▸ Exercise objective:
For every record here, output an exact copy.

▸ Dataset rows describing interfaces:

Content starts

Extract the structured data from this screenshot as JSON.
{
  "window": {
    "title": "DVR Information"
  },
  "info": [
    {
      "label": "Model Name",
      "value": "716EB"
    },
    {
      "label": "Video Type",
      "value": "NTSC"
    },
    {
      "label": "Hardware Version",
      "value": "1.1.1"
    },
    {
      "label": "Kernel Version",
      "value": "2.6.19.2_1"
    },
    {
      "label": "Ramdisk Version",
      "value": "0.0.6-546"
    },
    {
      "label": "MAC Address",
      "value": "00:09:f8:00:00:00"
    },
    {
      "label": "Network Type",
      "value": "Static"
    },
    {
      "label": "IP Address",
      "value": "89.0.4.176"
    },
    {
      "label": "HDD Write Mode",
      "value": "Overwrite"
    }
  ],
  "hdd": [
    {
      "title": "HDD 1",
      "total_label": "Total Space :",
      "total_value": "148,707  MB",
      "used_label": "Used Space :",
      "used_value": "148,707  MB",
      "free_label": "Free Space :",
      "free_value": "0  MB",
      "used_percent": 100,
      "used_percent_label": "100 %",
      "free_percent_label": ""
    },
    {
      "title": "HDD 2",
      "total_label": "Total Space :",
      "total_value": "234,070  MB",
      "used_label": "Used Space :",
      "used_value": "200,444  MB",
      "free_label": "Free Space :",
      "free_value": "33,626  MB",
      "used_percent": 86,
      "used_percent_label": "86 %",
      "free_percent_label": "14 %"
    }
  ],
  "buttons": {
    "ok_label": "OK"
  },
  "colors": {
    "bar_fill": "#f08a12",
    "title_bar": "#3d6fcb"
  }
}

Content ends

▸ Answer to this task:
Extract the structured data from this screenshot as JSON.
{
  "window": {
    "title": "DVR Information"
  },
  "info": [
    {
      "label": "Model Name",
      "value": "716EB"
    },
    {
      "label": "Video Type",
      "value": "NTSC"
    },
    {
      "label": "Hardware Version",
      "value": "1.1.1"
    },
    {
      "label": "Kernel Version",
      "value": "2.6.19.2_1"
    },
    {
      "label": "Ramdisk Version",
      "value": "0.0.6-546"
    },
    {
      "label": "MAC Address",
      "value": "00:09:f8:00:00:00"
    },
    {
      "label": "Network Type",
      "value": "Static"
    },
    {
      "label": "IP Address",
      "value": "89.0.4.176"
    },
    {
      "label": "HDD Write Mode",
      "value": "Overwrite"
    }
  ],
  "hdd": [
    {
      "title": "HDD 1",
      "total_label": "Total Space :",
      "total_value": "148,707  MB",
      "used_label": "Used Space :",
      "used_value": "148,707  MB",
      "free_label": "Free Space :",
      "free_value": "0  MB",
      "used_percent": 100,
      "used_percent_label": "100 %",
      "free_percent_label": ""
    },
    {
      "title": "HDD 2",
      "total_label": "Total Space :",
      "total_value": "234,070  MB",
      "used_label": "Used Space :",
      "used_value": "200,444  MB",
      "free_label": "Free Space :",
      "free_value": "33,626  MB",
      "used_percent": 86,
      "used_percent_label": "86 %",
      "free_percent_label": "14 %"
    }
  ],
  "buttons": {
    "ok_label": "OK"
  },
  "colors": {
    "bar_fill": "#f08a12",
    "title_bar": "#3d6fcb"
  }
}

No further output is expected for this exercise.